Emilia Clarke vows to champion ‘overlooked and underpaid’ nurses in RCN role
The Game Of Thrones star said they are not getting the support they need.
Game Of Thrones star Emilia Clarke has vowed to champion nurses and their work as she was announced as the ambassador for the Royal College of Nursing.
The actress, best known for her role as Daenerys Targaryen in the hit fantasy drama, said the healthcare professionals are not getting the support they need and pledged to campaign for greater investment in nursing.
She said: “The vast majority of healthcare in our lifetime will come from nurses. Nevertheless, they too often fall victim to outdated ideas that leave fantastic nurses overlooked, under-appreciated and underpaid.
“Nurses are beginning to smash the old stereotypes and, for the first time, performing operations and running doctors’ surgeries. Our NHS, and other health services around the world, simply could not function without them.
“But despite the support they give, they aren’t getting it in return. Today’s nurses feel an easy target for cuts, not the priority for investment. Despite working round the clock, too many are forced to seek hardship support.
“It is sadly little surprise that their number is beginning to dwindle. Nurses who’ve dedicated their working life to mental health, school children or around our local communities are dropping dramatically and their expertise is lost.
“The money the NHS has to keep our nurses trained and at the forefront of healthcare has been cut in half this year in England. And young people who have the drive and commitment are being put off by the new fees they must now pay to train.
“I am fiercely proud of my new role as ambassador and vow to use it to champion nurses and their work. Together, we must attract young people into the profession, support them to innovate and become the powerful nurses of tomorrow.”
She will join frontline nurses and health care workers to tackle the issues affecting the profession, including a falling number in training and shortages in the current workforce, and will raise funds to support professionals through the RCN Foundation charity, which makes grants to nurses in training or hardship.
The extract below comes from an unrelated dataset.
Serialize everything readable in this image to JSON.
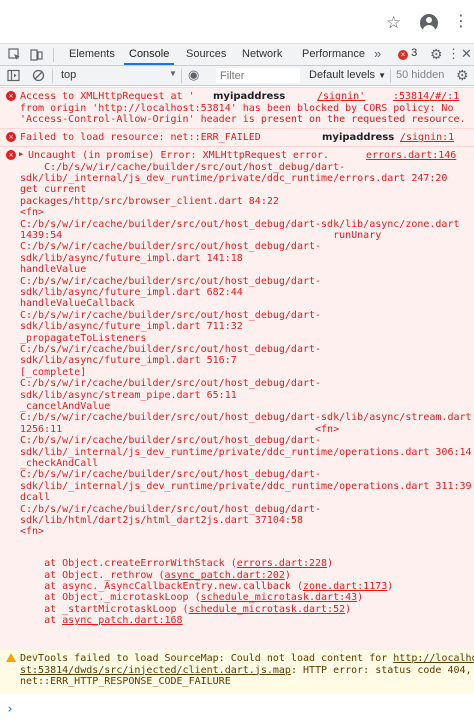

Janet Davies, chief executive and general secretary of the Royal College of Nursing, said: “Nurses are increasingly at the cutting-edge of healthcare – delivering world-class care for patients – but need constant support to stay there. We are delighted that nurses will benefit from such high-profile support.
“When there is a considerable shortage of nurses in the UK – a gap of 40,000 in England’s NHS alone – this kind of energetic campaigning is needed more than ever.
“The Royal College of Nursing is proud to have Emilia Clarke’s help in fighting for nurses and raising the profile of their innovative work.”